Exercise description
Working through the entries below, find how many lines include "branch", then write only that number.

Extracted records
○ ○ ○ ○
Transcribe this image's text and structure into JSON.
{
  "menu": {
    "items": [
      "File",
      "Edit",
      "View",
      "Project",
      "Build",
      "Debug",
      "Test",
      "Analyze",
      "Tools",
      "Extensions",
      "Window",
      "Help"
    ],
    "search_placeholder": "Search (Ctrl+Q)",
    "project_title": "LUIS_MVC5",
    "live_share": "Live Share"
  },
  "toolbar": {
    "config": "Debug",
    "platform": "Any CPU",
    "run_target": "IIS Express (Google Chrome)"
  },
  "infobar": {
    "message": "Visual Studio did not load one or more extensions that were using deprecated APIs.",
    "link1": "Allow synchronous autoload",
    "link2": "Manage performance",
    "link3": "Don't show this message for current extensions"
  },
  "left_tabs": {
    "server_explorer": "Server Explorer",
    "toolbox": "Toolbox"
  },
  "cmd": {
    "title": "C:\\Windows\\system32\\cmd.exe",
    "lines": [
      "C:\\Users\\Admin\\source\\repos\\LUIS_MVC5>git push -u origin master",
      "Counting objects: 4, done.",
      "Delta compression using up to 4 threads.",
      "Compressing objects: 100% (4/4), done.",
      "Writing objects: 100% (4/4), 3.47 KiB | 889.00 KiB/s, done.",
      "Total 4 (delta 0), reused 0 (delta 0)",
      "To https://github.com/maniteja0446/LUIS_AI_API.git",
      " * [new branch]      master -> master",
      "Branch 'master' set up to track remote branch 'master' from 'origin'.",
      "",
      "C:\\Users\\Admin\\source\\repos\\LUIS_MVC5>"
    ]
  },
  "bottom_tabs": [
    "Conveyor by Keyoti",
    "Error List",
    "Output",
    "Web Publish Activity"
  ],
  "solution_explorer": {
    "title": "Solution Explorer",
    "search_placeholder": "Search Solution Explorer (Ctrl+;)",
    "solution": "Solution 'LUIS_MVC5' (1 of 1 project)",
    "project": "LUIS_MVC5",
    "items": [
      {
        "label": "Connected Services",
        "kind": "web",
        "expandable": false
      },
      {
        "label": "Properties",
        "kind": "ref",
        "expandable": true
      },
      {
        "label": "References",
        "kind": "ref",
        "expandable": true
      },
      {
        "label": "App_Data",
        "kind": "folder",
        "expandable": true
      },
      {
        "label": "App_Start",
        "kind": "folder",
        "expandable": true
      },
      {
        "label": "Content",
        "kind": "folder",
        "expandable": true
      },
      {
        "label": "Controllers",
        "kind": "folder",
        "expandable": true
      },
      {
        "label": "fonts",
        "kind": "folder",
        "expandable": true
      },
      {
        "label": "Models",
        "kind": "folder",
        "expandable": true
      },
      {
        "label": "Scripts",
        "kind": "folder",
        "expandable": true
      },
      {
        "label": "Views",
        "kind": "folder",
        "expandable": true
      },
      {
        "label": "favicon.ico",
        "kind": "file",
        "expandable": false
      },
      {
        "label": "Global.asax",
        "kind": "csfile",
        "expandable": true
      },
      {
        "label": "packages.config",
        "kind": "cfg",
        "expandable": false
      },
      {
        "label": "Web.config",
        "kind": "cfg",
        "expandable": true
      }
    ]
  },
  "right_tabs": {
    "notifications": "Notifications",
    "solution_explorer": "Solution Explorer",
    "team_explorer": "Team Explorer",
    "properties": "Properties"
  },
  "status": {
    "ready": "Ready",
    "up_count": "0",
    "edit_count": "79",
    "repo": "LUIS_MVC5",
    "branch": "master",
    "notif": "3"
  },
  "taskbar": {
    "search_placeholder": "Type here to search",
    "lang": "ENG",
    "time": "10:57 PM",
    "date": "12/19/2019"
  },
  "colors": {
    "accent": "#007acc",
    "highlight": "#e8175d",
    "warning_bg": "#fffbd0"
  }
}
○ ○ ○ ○
Solved exercise
3